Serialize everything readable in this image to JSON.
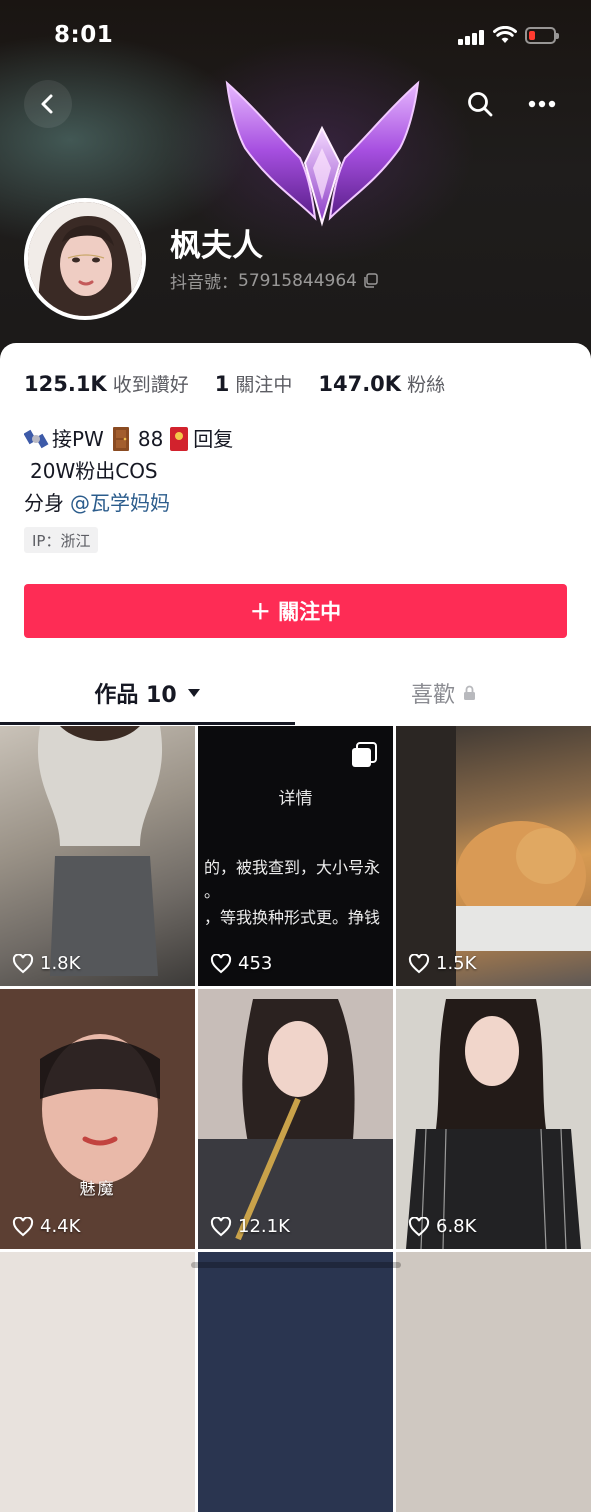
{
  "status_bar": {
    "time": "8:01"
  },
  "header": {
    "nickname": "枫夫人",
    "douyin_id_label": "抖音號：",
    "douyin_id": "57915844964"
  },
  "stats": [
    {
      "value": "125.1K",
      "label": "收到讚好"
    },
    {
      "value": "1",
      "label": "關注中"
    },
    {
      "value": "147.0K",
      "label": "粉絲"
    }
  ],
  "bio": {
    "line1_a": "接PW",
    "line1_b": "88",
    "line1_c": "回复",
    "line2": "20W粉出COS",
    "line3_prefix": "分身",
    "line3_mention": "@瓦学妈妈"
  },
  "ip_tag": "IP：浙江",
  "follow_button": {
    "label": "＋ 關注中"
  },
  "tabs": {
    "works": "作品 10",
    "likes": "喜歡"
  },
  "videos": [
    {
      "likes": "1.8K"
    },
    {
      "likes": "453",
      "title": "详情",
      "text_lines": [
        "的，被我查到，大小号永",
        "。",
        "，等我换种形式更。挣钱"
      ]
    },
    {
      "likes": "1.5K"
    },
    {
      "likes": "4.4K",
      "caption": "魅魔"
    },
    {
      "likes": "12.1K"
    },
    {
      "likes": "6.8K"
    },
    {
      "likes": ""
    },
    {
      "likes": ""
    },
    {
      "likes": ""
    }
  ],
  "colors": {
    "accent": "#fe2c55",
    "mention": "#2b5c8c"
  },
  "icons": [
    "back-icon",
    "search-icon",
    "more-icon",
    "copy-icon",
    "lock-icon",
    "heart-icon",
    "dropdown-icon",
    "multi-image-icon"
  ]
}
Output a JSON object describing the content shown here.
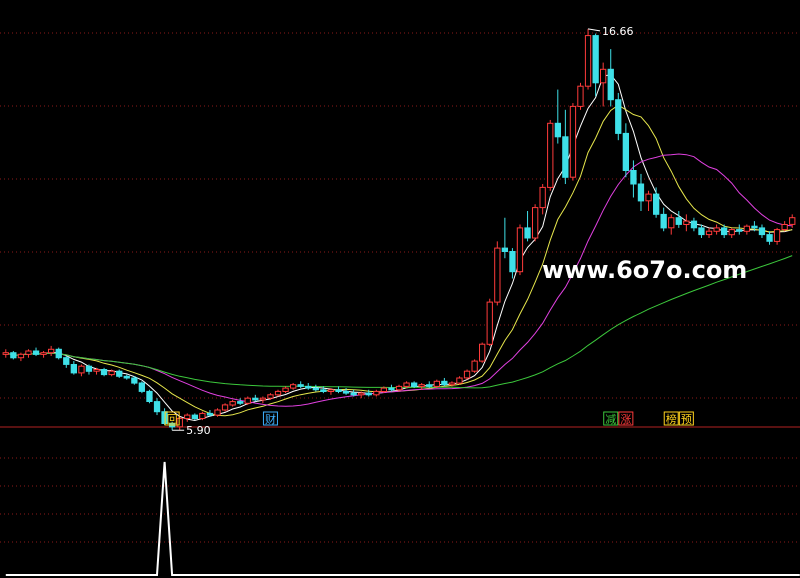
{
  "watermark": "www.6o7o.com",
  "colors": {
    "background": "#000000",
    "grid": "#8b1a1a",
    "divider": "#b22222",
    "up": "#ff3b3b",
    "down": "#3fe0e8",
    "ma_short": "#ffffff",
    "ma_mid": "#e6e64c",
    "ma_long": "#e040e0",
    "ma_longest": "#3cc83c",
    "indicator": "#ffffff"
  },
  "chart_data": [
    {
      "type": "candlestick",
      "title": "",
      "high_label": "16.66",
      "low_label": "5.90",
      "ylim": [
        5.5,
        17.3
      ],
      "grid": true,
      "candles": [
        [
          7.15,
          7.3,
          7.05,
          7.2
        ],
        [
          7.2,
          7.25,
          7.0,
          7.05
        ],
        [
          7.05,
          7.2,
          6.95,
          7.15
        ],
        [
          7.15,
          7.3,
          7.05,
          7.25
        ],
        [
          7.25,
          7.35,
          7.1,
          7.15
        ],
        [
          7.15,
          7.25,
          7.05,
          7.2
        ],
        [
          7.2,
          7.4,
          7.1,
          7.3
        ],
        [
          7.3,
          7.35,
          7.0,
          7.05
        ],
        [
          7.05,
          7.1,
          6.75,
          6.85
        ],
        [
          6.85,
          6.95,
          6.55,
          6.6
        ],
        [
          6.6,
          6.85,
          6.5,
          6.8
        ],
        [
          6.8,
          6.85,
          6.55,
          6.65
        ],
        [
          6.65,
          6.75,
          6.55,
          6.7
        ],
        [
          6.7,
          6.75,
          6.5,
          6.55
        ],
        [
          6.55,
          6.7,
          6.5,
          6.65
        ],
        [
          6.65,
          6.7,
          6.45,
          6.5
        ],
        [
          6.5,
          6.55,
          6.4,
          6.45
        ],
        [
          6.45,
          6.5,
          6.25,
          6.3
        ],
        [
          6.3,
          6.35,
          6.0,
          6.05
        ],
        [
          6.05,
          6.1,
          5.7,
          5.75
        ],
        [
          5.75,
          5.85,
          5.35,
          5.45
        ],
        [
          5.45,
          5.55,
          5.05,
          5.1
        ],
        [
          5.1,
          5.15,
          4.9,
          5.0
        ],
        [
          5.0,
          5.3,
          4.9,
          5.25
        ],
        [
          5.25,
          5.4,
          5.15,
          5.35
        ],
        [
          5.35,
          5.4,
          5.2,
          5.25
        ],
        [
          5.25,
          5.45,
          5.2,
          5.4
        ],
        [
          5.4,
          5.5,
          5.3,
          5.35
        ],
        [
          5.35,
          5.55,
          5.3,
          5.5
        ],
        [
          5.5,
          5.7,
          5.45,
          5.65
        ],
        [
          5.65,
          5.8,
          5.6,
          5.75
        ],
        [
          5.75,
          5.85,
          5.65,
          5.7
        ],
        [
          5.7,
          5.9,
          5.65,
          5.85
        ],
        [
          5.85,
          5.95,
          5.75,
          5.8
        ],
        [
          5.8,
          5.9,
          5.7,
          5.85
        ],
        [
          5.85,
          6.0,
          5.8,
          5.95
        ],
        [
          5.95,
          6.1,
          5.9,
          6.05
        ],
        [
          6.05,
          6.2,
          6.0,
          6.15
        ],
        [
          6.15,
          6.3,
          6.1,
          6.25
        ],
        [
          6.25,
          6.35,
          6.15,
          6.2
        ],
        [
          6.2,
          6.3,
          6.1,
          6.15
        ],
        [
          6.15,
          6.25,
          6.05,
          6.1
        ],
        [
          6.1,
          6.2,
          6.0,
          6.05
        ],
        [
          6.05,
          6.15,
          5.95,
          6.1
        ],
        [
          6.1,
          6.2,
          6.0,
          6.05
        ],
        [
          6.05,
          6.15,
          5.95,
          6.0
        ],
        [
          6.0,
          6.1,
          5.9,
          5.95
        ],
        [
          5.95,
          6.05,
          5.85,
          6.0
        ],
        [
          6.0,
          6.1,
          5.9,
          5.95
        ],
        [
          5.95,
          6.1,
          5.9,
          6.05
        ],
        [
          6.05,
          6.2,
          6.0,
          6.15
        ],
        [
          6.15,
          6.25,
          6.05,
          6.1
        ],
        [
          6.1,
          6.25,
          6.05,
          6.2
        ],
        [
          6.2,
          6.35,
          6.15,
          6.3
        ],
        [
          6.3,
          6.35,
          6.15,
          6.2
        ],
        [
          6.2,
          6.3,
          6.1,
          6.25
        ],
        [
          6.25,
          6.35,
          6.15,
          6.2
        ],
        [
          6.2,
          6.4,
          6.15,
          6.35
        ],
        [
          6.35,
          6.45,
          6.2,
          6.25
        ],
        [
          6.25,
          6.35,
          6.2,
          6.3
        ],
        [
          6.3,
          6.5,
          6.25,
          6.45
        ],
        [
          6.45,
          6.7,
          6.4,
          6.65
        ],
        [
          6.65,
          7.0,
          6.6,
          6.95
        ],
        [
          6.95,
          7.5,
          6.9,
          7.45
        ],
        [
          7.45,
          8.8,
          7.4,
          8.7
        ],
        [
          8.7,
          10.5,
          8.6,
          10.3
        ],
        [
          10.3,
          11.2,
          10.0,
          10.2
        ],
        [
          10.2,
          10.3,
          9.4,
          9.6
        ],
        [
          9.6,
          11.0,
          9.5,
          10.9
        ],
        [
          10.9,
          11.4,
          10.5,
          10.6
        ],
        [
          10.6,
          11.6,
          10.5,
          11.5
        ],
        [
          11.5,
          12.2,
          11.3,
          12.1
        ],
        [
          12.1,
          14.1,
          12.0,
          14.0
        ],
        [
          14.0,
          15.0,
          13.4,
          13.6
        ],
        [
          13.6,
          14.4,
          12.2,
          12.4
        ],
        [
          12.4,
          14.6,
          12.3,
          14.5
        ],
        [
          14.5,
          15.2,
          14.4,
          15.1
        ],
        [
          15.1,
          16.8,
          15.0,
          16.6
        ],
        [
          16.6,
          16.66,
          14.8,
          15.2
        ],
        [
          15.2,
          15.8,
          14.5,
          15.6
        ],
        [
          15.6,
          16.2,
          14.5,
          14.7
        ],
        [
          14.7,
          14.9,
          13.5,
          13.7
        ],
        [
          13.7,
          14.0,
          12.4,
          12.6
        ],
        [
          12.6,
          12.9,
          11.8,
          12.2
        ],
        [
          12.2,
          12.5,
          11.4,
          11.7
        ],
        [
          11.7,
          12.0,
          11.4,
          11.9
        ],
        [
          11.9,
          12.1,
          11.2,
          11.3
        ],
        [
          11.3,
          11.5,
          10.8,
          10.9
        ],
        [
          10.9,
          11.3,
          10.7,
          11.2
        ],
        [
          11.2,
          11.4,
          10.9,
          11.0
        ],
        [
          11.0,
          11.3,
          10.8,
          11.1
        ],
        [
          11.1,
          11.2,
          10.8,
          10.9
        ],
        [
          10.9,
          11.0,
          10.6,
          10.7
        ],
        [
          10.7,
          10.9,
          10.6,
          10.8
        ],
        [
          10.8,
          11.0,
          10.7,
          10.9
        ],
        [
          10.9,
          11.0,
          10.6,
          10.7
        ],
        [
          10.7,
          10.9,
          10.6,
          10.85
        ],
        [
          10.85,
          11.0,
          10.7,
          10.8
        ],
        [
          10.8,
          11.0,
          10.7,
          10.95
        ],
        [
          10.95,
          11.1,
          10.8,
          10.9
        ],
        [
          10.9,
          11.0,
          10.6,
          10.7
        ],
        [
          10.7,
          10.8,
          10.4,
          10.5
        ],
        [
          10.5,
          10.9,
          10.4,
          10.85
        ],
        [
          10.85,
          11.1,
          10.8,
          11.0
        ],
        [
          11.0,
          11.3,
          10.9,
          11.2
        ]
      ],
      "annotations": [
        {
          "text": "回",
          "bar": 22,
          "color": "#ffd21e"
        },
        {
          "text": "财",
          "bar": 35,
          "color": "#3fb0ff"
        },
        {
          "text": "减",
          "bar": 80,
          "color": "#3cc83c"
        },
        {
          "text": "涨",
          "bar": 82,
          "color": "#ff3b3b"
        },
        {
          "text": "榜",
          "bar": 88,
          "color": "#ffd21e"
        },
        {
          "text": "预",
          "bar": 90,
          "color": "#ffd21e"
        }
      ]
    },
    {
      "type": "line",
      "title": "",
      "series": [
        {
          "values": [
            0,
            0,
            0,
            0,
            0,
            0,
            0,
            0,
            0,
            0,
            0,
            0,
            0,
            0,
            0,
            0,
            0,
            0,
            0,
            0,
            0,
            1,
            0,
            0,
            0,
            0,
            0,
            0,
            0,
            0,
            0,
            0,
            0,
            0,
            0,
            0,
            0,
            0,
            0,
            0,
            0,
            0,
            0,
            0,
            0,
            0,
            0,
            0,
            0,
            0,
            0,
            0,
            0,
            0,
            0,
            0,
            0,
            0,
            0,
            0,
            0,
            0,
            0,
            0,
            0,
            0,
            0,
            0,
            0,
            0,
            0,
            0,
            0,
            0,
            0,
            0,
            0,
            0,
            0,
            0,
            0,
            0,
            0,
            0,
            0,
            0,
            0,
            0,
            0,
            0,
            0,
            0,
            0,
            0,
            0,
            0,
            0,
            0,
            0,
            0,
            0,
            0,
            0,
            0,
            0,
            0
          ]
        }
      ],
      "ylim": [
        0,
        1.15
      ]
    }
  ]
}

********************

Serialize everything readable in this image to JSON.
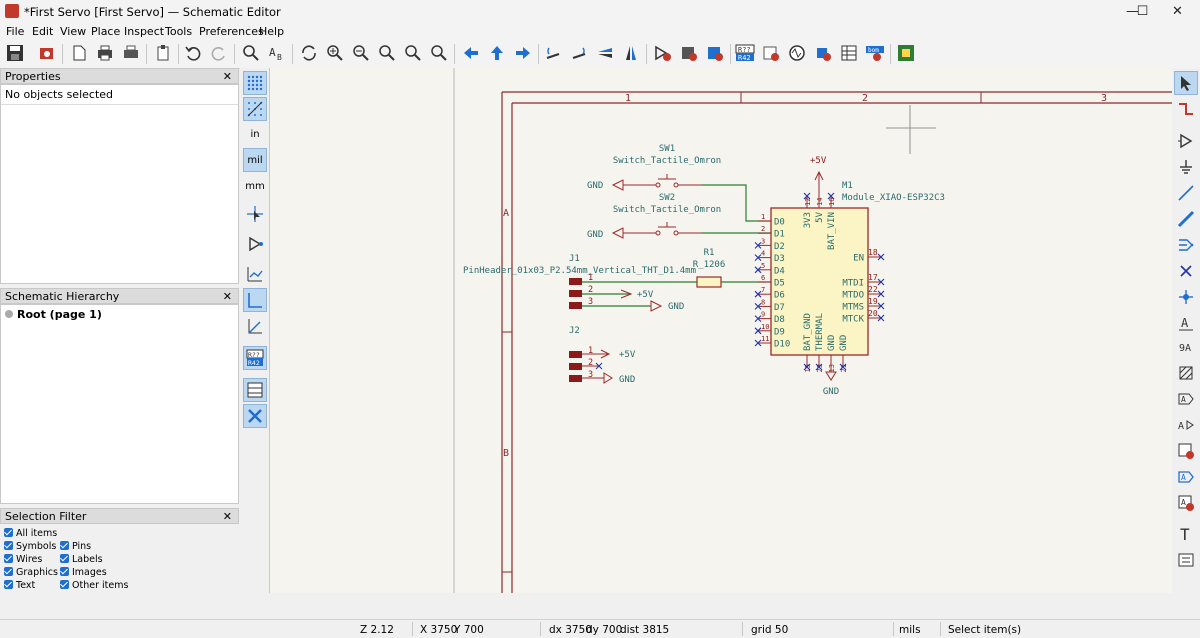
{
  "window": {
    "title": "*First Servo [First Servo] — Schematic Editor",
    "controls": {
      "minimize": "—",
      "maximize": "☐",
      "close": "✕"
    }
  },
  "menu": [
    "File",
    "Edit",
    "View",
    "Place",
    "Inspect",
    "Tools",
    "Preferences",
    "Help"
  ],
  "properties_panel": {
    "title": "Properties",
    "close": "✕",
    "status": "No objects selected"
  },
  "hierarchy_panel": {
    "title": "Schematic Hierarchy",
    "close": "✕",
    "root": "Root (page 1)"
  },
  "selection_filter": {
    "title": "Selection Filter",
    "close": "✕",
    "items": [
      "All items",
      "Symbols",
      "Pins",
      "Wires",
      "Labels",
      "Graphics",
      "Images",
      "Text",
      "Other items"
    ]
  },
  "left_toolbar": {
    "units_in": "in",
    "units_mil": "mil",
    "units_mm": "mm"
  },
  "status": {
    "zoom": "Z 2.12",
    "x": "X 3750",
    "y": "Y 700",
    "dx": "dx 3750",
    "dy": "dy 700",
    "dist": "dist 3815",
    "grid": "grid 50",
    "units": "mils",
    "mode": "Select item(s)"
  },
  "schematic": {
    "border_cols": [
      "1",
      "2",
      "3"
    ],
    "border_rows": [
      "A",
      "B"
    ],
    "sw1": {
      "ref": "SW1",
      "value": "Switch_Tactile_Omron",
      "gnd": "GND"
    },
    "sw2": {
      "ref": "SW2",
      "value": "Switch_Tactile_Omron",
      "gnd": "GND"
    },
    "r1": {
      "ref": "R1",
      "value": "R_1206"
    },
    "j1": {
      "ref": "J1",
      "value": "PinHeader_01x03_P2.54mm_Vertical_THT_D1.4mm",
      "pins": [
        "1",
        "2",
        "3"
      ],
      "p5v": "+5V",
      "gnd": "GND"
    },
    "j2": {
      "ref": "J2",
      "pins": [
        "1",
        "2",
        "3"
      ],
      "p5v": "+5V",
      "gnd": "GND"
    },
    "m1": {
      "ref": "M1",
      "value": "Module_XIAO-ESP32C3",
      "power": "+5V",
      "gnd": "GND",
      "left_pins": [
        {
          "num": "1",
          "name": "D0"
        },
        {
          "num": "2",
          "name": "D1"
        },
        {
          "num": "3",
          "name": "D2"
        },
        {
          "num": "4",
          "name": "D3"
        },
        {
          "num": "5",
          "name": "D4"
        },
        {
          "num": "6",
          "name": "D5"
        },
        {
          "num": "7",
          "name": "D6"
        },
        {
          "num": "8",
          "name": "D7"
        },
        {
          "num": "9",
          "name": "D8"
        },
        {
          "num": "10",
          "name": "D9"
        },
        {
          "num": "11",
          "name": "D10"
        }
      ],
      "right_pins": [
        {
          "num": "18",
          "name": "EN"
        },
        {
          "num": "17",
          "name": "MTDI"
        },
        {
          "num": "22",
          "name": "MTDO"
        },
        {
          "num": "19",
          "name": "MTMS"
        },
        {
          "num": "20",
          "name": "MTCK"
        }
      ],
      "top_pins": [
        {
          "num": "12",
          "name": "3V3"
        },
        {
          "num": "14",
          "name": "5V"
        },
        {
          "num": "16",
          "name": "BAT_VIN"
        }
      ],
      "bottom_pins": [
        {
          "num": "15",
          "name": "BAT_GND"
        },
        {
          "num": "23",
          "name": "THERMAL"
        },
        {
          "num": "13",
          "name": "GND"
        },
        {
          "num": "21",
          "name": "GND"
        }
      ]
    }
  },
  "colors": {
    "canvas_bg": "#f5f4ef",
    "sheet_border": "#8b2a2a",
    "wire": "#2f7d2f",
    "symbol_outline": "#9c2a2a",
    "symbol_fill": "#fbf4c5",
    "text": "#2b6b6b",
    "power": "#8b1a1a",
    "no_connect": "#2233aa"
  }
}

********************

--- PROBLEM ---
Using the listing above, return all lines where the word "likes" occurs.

--- RESPONSE ---
    "likes": "喜歡"
      "likes": "1.8K"
      "likes": "453",
      "likes": "1.5K"
      "likes": "4.4K",
      "likes": "12.1K"
      "likes": "6.8K"
      "likes": ""
      "likes": ""
      "likes": ""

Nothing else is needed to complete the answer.